Brazil’s nightly TV novelas love to reimagine history, but there’s a sad-but-true soap opera playing out in real time, involving one of Brazil’s legendary musical families. Folha de S.P. picks up the story, and if the headlines were in English they might read like this: João Gilberto Falls On Hard Times.
For many of us, it is difficult to believe that, even as Bossa Nova prepares to celebrate its 60th birthday this summer, João Gilberto, 87, has been facing financial difficulties and is being pressed in opposite directions by members of his family on whether or not to pay back a R$ 5 million (US$ 1.5 million) loan.
On one side of the argument is Claudia Faissol, the mother of Mr. Gilberto’s youngest daughter. She believes that he should pay back the loan and has reached an agreement with the bank to broker the negotiation.
On the other side are his older sons: João Marcelo and Bebel Gilberto. They believe the contract’s terms are exploitative and that Faissol has ulterior financial motives to settle, and have decided to hire lawyers to try to stop the negotiation.
“She tricked an elderly man. She belongs in jail”, said João Marcelo Gilberto. “All the rates were settled between the bank and the lawyer who was in charge at the time”, said Ms. Faissol.
In 2013, João Gilberto signed a contract with a bank and a canceled tour back in 2011 led to a time of financial unrest. Since he had been given a million-dollar advance, he was sued and he lost the lawsuit.
The ‘João Gilberto Falls On Hard Times Story’ Could Be A Tragic Loss
The article states, that “According to the contract, the bank now owns 60% of the proceeds from Mr. Gilberto’s first four CDs.”
If we are to believe that the term ‘CD’ means ‘albums’, the these are not just any recordings. João Gilberto’s first four albums comprise the birth of Bossa Nova, including 1959’s ‘Chega de Saudade’, ‘O Amor, O Sorriso E A Flor’ (1960) and ‘Joao Gilberto’ (1961).
João Gilberto had earlier been awarded ownership of the recordings and was in the process of re-mastering them to properly reflect their original sound.

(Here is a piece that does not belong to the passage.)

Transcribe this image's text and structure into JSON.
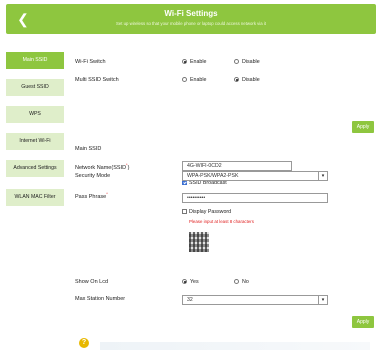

Here’s hoping that this story plays out to a happy ending for all concerned and that Bossa Nova’s first recordings remain in safe hands. Then it will be ‘João Gilberto Falls On Hard Times’ no more.